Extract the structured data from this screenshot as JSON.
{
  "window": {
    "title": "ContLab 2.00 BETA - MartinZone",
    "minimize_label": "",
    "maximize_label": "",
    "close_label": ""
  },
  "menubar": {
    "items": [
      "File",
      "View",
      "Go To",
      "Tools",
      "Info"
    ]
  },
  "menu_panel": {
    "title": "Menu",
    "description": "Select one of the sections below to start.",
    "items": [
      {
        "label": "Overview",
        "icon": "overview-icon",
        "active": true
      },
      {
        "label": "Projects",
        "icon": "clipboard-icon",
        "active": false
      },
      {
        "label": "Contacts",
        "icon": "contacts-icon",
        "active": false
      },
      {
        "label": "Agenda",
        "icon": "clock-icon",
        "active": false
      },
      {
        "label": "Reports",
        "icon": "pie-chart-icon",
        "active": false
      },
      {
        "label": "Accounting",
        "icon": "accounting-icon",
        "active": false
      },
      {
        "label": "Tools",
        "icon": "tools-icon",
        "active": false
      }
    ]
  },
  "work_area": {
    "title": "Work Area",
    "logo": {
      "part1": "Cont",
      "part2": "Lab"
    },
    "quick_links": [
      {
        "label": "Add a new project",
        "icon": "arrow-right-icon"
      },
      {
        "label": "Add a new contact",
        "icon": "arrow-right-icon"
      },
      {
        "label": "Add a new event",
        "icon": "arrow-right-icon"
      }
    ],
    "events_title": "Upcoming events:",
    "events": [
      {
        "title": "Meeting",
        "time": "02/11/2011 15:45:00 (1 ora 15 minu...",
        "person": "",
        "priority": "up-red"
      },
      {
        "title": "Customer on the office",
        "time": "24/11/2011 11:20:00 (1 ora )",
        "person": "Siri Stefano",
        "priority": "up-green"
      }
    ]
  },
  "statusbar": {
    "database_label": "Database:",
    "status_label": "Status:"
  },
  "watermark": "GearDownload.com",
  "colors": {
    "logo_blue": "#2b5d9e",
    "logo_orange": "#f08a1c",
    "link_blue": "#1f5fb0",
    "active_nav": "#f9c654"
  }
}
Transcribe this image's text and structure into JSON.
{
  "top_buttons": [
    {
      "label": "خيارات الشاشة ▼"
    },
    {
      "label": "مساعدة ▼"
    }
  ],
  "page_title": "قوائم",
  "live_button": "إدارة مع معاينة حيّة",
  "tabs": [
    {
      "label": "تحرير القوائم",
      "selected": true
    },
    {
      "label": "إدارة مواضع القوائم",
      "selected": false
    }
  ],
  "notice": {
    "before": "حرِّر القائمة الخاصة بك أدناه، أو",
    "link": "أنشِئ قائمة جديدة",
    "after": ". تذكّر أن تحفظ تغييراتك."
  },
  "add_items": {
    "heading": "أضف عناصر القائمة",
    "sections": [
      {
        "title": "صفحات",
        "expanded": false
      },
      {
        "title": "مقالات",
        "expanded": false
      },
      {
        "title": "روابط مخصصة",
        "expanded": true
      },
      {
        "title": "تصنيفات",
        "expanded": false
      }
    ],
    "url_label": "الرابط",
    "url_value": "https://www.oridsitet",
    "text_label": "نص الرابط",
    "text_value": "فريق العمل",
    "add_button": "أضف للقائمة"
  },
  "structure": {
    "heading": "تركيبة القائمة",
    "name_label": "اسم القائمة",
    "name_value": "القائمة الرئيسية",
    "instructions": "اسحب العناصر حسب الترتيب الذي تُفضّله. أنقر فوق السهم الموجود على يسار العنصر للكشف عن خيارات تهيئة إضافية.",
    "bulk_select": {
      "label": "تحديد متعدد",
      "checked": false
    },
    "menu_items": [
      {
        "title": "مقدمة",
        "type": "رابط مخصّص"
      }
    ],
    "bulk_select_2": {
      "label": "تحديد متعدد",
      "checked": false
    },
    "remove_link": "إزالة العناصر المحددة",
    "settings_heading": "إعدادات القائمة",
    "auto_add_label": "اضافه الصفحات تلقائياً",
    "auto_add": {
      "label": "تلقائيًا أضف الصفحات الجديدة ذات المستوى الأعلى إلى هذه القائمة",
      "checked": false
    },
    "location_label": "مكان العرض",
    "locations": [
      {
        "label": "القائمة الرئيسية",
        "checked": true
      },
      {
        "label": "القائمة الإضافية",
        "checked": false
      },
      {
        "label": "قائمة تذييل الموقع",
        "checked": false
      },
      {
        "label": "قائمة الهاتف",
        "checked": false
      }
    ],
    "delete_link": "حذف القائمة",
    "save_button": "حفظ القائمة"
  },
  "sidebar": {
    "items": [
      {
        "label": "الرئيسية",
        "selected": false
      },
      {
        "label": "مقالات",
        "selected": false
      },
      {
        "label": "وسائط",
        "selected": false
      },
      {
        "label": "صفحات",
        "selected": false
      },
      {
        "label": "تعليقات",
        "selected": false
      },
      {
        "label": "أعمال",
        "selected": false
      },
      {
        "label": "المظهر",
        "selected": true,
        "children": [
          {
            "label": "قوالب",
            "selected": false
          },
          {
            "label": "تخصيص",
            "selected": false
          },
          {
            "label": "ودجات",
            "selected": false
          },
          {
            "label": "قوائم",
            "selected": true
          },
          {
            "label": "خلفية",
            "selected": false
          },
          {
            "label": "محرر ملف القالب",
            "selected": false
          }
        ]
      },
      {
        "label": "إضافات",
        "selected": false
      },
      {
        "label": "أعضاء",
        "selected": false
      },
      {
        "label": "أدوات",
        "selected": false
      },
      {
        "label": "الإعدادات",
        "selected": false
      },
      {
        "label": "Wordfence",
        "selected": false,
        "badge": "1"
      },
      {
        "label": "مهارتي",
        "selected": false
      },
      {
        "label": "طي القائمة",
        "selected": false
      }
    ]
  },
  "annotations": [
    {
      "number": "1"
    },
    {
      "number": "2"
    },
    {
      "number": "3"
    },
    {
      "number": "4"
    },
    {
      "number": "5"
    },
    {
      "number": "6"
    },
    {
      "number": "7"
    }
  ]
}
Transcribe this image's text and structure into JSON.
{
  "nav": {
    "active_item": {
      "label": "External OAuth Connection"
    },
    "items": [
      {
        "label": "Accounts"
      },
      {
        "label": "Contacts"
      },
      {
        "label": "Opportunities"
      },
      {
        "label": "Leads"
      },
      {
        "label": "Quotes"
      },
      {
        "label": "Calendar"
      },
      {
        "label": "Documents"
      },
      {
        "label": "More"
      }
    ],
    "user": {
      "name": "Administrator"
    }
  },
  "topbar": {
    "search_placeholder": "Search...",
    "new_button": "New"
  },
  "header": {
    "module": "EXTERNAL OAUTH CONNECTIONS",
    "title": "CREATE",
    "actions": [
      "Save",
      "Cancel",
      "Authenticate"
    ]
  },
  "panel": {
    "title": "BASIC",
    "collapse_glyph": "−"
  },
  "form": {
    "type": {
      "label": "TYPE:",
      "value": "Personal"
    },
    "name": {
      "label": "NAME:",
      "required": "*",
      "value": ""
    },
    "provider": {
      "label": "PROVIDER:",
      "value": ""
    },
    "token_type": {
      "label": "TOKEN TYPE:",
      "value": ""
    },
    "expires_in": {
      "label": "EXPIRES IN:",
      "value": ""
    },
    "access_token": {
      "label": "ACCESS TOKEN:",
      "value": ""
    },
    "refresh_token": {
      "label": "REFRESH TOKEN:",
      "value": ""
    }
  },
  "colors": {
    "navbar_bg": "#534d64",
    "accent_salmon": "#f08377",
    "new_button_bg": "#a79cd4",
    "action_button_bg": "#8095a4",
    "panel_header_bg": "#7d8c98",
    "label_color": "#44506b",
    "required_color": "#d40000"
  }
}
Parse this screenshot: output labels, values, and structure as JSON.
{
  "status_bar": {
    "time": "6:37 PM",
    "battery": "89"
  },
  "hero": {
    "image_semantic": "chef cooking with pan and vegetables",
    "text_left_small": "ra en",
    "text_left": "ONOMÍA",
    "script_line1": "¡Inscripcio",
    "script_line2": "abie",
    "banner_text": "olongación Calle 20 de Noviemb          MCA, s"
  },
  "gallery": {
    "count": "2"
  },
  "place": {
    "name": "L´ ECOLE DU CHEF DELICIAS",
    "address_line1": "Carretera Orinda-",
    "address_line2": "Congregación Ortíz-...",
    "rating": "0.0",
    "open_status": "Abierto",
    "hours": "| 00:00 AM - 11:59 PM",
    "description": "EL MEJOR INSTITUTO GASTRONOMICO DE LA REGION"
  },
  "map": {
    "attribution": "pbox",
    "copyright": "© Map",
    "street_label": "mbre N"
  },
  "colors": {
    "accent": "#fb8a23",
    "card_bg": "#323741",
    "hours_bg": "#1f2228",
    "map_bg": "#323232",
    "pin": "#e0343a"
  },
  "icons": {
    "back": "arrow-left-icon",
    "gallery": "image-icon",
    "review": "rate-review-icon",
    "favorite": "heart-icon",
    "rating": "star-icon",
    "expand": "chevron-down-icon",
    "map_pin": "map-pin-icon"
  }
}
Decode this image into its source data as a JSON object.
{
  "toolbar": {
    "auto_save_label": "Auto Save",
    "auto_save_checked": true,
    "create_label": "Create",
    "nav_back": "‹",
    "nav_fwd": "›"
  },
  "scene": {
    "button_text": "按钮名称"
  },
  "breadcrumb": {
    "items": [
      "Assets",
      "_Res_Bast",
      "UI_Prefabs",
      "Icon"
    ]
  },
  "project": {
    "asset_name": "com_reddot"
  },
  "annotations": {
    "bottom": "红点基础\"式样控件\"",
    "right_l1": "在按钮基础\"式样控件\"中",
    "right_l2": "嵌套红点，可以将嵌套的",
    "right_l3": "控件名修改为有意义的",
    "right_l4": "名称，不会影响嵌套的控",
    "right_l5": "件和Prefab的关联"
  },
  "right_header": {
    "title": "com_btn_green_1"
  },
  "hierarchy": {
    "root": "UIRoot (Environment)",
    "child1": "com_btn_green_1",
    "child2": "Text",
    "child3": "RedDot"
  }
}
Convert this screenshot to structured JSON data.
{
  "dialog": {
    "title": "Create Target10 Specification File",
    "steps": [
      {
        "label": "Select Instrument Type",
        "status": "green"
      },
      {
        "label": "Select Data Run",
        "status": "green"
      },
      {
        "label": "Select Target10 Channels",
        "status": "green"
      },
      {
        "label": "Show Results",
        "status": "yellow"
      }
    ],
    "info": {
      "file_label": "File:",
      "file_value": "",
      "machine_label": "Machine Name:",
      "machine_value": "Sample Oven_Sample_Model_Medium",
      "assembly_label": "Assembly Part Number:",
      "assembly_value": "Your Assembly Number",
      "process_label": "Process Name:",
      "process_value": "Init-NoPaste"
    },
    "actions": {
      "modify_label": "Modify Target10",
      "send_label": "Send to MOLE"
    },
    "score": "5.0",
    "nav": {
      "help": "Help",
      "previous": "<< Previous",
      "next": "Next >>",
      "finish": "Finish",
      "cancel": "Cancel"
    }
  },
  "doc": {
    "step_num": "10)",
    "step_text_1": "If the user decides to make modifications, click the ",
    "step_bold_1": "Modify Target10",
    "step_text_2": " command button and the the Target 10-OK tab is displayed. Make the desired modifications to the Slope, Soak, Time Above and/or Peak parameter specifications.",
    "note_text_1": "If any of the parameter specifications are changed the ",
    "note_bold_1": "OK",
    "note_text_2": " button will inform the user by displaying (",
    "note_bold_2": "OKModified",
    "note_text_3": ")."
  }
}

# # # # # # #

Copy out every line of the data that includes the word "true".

        "active": true
      "selected": true
        "expanded": true
        "checked": true
        "selected": true,
            "selected": true
    "auto_save_checked": true,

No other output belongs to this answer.